ideastream's health team is answering as many questions as possible, with help from local experts in a range of fields. You can  send us your questions with our online form, through our social media  group, or call us at  216-916-6476. We'll  keep the answers coming on our website and on the air.

Monica called ideastream to ask why she started getting COVID-19 symptoms after receiving the vaccine. Her symptoms lasted 6-7 days and included loss of taste and smell, runny nose, and teary eyes.

There’s no way the vaccine caused the symptoms Monica is experiencing, said Dr. Keith Armitage, an infectious disease specialist at University Hospitals.

“You absolutely cannot get the virus from the vaccine,” he said. “None of the vaccines contain the virus.”

The vaccines contain a small fragment of genetic material that allows the body to produce an immune response, but they don’t contain the rest of the genes of the virus, Armitage said.
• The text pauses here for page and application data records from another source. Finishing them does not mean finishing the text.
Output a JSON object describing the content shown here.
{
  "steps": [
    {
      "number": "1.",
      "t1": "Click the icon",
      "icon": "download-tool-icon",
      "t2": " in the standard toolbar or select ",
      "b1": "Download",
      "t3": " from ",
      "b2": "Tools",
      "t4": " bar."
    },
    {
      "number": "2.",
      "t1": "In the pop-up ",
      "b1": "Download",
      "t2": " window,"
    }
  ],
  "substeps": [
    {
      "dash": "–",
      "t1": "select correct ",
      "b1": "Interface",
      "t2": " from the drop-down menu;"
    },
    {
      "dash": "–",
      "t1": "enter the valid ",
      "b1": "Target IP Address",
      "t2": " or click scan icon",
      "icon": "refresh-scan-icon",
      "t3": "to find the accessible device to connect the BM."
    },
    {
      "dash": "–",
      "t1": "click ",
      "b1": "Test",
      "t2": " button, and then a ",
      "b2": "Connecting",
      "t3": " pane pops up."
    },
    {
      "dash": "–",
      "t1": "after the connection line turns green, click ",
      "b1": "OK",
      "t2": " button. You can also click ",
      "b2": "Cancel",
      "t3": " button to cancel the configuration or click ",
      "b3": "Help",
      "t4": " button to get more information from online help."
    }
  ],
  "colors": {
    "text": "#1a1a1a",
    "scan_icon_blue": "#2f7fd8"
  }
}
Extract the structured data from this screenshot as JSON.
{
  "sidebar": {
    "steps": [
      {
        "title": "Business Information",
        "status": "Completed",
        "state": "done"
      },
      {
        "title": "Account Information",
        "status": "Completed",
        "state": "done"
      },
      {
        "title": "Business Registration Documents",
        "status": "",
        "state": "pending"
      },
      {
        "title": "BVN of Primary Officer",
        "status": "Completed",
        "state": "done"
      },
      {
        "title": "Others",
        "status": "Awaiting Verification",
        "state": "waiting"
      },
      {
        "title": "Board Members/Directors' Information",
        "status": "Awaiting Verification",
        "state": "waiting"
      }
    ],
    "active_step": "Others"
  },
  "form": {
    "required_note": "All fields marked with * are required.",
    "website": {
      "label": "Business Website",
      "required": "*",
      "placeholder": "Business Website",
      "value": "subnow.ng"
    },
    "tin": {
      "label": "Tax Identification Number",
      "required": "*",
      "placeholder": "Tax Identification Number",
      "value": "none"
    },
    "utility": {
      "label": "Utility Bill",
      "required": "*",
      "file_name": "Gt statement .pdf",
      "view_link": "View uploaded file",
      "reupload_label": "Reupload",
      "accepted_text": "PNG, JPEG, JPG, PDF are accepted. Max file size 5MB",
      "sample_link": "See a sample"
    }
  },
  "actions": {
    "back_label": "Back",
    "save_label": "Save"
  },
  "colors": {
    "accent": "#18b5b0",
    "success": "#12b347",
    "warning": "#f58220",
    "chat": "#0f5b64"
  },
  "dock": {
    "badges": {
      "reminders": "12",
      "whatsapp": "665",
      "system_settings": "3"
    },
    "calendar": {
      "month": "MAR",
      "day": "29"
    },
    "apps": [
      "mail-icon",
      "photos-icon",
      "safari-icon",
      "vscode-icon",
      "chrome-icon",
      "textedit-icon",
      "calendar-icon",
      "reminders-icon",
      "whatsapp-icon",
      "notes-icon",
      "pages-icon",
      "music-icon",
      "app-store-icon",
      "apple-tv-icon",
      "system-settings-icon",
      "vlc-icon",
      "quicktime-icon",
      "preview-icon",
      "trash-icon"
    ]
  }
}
“None of the vaccines contain anything close to a live coronavirus,” he said.

Dr. David Margolius, division director of internal medicine at MetroHealth, agrees that there’s no way Monica caught COVID-19 from the vaccine.

“What’s inside the vaccine are instructions to make a tiny, tiny part of the virus, which disintegrates after your immune system takes care of it,” Margolius said. 

The vaccine doesn’t have a live virus in it that would cause those problems, he said.

What likely happened is that Monica was exposed to the virus before she was fully protected.

With the Pfizer and Moderna vaccines, people can become infected up to twelve days after receiving the vaccine, Armitage said.

“Around day 12 the protection really starts to kick in and after day 12 of the first shot, the risk of hospitalizations and death goes way down, as does the risk of infection,” he said.

The Johnson & Johnson vaccine is different though, Armitage said.

In data presented to the FDA, the patient’s antibody levels increased for 56 days after receiving the Johnson & Johnson shot, he said.

“I think it’s just that the immune system needs its chance to spread the word," Margolius said. 

That means that a person will become more protected from COVID-19 overtime after receiving that brand of vaccine, Armitage said. 

There is some protection after the first two weeks of receiving the Johnson & Johnson vaccine, but the protection is much better after day 28.

Other listeners had similar questions about finding out they had COVID after getting the vaccine.

“Do I need to reschedule another vaccine shot?” Marcelo asked. “Recently I was diagnosed with COVID-19 just three days after I received the single-shot Johnson & Johnson vaccine.”

No, he doesn’t need to get another shot, Armitage said.

Marcelo might have also been exposed to COVID-19 when he wasn’t fully protected, since he tested positive three days after, but it’s also possible he had a previous infection, Armitage said.

“If he contracted COVID before getting the shot, you can still test positive sometimes for several weeks because the test doesn’t mean you’re actively infected. It means you’ve probably had infection,” he said.

“In other words, the molecular test for the virus stays positive in people even when they no longer have an infection.”

Mitzie from Hartsville has been experiencing fatigue since receiving the first shot. She had COVID in October and wondered if the fatigue was from the shot.

It’s possible for people to have fever, chills, and fatigue after the shot, but it goes away after 24-48 hours, Margolius said.

So there’s no way Mitzie’s fatigue is caused by the shot, he said.

Dr. Armitage agreed, but he said there are early reports of people who have had COVID having a worse response to the first shot than the second.

“People who have had COVID, their immune system is primed,” he said.

That means the person has already started to develop an immune response to the virus, but it’s still important they get the vaccine, Armitage said.

The vaccine gives much better immunity than natural protection, he said.

It wouldn’t last more than 48 hours, so Mitzie’s long-term fatigue is likely not caused by the vaccine, he said.

lisa.ryan@ideastream.org | 216-916-6158